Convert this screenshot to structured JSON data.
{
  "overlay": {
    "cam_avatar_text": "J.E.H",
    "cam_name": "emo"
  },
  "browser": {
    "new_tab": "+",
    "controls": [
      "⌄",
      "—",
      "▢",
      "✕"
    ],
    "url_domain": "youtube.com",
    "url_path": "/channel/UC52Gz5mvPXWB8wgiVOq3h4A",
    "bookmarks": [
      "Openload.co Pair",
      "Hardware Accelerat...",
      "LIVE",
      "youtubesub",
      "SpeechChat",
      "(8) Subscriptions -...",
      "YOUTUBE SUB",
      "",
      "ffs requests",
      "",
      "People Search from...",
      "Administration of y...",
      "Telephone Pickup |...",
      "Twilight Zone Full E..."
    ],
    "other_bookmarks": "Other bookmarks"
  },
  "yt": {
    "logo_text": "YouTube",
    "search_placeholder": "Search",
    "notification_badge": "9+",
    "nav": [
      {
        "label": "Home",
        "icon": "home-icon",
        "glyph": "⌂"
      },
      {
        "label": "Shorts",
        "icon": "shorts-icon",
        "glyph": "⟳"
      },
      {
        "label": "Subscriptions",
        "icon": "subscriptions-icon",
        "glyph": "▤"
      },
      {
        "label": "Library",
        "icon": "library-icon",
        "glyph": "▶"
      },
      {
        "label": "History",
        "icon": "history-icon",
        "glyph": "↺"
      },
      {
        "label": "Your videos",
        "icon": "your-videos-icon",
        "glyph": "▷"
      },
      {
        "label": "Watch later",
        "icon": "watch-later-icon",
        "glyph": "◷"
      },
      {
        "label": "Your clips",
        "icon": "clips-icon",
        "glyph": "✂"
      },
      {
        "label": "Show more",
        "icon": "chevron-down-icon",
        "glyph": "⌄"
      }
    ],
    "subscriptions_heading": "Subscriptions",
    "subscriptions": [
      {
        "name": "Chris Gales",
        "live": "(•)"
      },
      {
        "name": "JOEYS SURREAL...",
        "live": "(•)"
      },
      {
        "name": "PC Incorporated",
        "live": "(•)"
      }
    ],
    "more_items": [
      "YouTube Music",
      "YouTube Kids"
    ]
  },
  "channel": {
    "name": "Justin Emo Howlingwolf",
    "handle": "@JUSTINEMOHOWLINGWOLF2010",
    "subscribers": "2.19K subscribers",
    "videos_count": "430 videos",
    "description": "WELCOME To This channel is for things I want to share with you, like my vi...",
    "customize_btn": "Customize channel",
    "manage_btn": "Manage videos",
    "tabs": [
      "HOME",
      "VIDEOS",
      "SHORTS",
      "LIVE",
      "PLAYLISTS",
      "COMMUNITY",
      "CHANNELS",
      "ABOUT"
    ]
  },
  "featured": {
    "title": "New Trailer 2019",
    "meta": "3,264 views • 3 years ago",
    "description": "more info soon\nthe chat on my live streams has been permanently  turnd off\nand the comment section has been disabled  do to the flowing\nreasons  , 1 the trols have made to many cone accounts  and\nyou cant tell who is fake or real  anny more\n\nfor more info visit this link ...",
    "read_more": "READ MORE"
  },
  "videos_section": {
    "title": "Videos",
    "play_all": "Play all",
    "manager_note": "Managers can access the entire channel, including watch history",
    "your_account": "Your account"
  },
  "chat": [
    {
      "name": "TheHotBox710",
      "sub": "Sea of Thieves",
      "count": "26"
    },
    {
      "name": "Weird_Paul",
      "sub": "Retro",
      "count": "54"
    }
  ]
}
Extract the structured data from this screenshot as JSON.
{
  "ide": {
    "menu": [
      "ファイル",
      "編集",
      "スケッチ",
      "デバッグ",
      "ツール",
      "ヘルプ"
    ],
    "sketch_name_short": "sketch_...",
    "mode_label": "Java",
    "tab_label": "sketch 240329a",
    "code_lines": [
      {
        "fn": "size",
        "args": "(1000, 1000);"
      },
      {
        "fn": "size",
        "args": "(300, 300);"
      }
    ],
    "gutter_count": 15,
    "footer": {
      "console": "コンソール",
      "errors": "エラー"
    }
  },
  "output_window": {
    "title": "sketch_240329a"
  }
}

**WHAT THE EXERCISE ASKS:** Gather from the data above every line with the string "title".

**ANSWER BOX:**
    "title": "New Trailer 2019",
    "title": "Videos",
    "title": "sketch_240329a"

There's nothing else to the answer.